In the short term Air Canada is not seeing any broad changes in consumer behaviour, reflected in its solid booking curves. Weaker markets in Western Canada, hit by the downturn in the oil sector, are stabilising as capacity cuts have resulted in a rational supply-demand scenario.
This is Part 1 in a two part series on Air Canada. The second instalment will focus on the airline’s costs and balance sheet management.
jetBlue Airways, armed with its premium product Mint, is poised to disrupt the trans-Atlantic market
Periodically throughout the last few years jetBlue has hinted that long haul trans-Atlantic flights could be a possibility at some point in its evolution. But in mid-2016 the company took a more concrete step towards serving trans-Atlantic routes by altering its Airbus order book – potentially to support long haul expansion.
JetBlue’s decision to option the Airbus A321LR occurs at a time when airlines such as WestJet, Norwegian Air Shuttle and WOW Air are pushing the low cost model into the long haul international market. Perhaps the steps those airlines are taking to carve out the low cost niche in the long haul space has accelerated jetBlue’s evaluations of trans-Atlantic service. The company has declared that it would make a decision about its options for the long-range Airbus narrowbody in 2017 ahead of the narrowbody’s debut in 2019.
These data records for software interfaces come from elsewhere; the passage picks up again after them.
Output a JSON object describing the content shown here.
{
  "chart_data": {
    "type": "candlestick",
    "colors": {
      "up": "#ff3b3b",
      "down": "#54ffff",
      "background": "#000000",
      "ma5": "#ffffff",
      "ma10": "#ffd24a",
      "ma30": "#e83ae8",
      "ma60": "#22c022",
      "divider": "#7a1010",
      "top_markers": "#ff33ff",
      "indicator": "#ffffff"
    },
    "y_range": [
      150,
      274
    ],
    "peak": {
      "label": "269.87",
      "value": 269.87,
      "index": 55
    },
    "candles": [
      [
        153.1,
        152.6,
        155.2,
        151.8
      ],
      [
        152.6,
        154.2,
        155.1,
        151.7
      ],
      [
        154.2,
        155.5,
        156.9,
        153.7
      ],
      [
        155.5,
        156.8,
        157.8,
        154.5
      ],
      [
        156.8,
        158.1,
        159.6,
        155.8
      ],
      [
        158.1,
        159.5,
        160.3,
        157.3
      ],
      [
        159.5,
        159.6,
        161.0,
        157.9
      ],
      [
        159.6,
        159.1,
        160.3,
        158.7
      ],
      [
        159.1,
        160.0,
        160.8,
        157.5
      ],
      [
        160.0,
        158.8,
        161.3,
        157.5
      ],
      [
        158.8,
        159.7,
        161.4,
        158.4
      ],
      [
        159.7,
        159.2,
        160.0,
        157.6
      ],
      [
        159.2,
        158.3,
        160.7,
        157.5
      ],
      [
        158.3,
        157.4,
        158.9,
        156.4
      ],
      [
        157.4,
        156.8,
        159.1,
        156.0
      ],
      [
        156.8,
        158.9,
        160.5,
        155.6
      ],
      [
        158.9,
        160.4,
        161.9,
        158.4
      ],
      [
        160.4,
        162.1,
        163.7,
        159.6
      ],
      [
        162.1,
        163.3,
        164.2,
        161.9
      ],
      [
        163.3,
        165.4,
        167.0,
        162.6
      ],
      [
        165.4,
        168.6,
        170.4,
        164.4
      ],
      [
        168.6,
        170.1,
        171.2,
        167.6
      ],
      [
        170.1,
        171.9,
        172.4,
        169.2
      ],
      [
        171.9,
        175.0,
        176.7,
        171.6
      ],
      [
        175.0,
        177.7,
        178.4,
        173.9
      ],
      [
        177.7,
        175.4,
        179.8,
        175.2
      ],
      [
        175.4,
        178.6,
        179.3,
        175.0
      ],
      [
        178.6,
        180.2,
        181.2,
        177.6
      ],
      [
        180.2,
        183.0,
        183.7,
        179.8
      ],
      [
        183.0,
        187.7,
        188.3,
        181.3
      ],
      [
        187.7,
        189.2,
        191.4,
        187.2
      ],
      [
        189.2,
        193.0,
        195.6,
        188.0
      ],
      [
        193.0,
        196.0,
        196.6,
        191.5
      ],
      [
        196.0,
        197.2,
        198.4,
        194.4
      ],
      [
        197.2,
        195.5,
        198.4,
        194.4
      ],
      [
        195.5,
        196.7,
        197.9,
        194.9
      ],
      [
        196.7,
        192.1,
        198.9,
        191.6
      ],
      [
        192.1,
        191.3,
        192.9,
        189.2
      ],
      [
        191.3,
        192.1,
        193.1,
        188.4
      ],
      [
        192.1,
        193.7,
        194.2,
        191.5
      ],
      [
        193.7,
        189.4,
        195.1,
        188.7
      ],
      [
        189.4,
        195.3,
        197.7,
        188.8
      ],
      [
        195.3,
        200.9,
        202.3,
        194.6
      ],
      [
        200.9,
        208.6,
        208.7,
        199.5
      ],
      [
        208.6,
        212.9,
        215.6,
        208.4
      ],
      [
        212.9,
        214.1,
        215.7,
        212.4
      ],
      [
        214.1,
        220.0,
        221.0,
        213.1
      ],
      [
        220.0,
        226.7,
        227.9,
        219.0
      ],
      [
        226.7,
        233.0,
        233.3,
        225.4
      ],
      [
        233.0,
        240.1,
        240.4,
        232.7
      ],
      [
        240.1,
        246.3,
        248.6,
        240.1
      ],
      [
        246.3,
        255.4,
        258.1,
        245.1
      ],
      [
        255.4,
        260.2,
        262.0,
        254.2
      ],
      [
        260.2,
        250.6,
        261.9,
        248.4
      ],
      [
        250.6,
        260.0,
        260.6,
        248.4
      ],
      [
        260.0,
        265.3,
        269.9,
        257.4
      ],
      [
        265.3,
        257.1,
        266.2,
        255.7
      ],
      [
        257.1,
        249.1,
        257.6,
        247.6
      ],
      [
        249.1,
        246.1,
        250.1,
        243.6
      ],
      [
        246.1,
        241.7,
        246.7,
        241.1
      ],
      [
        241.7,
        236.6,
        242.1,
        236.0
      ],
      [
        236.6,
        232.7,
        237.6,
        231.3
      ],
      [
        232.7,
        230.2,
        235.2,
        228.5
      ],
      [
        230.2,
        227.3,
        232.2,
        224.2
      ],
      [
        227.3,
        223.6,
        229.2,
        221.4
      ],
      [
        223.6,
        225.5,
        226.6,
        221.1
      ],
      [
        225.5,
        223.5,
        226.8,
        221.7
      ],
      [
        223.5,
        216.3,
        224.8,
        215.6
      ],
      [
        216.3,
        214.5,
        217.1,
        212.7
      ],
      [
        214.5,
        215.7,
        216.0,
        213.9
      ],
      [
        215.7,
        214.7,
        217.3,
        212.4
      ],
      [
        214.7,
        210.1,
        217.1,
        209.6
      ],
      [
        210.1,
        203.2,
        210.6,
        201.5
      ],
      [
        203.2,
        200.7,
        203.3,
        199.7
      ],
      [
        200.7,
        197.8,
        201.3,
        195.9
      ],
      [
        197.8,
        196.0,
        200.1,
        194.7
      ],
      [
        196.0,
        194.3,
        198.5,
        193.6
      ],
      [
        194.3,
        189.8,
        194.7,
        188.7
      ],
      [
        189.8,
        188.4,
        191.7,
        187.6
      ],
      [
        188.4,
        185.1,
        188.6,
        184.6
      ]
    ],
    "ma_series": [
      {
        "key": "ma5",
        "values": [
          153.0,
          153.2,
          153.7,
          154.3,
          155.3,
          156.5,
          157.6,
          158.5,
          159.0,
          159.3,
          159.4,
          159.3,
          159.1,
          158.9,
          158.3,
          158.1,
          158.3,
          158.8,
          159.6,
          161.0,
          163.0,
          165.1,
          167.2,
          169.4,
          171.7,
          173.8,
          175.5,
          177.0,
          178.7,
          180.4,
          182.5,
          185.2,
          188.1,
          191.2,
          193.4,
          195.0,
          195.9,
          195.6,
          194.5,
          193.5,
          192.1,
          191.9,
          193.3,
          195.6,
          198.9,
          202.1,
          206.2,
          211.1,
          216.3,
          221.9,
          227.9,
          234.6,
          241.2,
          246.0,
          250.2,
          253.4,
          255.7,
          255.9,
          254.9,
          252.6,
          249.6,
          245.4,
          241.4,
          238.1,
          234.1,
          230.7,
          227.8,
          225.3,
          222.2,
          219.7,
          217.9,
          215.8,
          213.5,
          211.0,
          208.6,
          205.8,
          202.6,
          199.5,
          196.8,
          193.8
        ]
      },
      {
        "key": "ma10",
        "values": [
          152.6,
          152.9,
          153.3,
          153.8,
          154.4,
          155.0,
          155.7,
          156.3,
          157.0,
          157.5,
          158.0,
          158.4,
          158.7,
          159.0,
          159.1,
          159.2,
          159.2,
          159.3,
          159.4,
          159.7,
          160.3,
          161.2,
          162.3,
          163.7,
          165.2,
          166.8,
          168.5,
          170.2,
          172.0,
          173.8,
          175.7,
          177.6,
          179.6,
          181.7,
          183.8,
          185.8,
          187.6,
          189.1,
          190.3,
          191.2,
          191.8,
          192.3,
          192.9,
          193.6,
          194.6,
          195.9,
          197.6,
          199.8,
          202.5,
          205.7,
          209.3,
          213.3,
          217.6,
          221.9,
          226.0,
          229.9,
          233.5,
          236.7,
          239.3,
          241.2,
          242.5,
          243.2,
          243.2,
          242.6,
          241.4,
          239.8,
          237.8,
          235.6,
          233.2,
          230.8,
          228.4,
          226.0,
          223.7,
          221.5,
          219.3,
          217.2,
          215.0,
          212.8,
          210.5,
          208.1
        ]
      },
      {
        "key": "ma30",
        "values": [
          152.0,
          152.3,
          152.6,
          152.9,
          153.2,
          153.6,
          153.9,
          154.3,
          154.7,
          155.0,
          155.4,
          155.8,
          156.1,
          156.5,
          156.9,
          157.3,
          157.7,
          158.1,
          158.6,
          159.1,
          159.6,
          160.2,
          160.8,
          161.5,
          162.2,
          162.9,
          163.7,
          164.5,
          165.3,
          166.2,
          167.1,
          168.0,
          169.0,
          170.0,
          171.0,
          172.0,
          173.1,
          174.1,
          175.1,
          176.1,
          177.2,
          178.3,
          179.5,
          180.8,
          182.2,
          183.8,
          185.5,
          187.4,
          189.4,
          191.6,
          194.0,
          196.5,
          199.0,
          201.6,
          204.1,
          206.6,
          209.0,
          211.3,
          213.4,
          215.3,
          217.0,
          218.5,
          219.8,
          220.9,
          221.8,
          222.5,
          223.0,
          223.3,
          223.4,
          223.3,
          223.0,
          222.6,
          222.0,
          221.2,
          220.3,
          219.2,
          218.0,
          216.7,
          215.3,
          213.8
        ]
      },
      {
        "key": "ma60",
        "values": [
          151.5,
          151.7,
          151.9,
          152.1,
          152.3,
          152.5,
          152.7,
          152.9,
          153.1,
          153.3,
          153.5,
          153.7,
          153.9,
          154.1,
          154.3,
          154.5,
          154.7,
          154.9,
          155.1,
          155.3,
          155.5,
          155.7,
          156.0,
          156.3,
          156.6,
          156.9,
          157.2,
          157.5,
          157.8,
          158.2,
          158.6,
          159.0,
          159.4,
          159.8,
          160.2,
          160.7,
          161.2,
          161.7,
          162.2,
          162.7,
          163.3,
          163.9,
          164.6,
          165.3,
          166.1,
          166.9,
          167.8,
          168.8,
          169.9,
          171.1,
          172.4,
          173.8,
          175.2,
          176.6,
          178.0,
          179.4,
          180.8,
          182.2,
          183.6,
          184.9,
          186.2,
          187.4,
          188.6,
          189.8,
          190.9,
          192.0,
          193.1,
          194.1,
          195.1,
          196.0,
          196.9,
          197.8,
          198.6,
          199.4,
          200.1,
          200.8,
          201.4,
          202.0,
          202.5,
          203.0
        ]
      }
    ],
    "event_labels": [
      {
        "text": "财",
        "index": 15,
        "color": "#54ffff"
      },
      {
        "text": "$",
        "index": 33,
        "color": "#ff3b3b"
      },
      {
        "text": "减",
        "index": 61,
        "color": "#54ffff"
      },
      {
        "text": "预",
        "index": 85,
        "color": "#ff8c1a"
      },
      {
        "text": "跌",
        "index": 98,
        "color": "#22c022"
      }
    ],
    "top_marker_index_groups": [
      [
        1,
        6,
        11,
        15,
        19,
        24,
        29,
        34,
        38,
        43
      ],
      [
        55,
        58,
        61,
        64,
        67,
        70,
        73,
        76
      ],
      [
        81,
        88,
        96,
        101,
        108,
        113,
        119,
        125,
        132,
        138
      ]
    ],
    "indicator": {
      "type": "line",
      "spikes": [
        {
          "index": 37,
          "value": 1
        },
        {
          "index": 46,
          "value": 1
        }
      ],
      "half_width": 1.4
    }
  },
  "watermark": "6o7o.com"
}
The biggest drivers for jetBlue’s decision to enter the long haul trans-Atlantic market are identifying routes where it can inject low fares to stimulate traffic and drive revenue. The company’s base in Boston is emerging as the epicentre for those potential opportunities.
Attempts by WestJet’s competitors to flood the London market with capacity in order to undermine the low cost airline’s widebody experiment in the London Gatwick market have not produced the end result of driving WestJet from the trans-Atlantic space. WestJet is sending a clear message to its competitors that it plans to remain firmly entrenched on long haul routes. The company is currently examining options for more widebody aircraft, and is discussing further long haul expansion with its pilots.
After a rocky start to its highly anticipated long haul service to London, WestJet is posting load factors on its routes to Gatwick that are higher than system average, and concludes that the flights are delivering positive returns.
An interesting pattern in WestJet’s passenger composition on the company’s trans-Atlantic service to Gatwick is the number of US-originating passengers from large metropolitan areas that currently have nonstop service to London – a dynamic that the airline attributes to its lower fares. The US-originating customers are boosting WestJet’s sixth freedom traffic flowing over Canada to long haul destinations.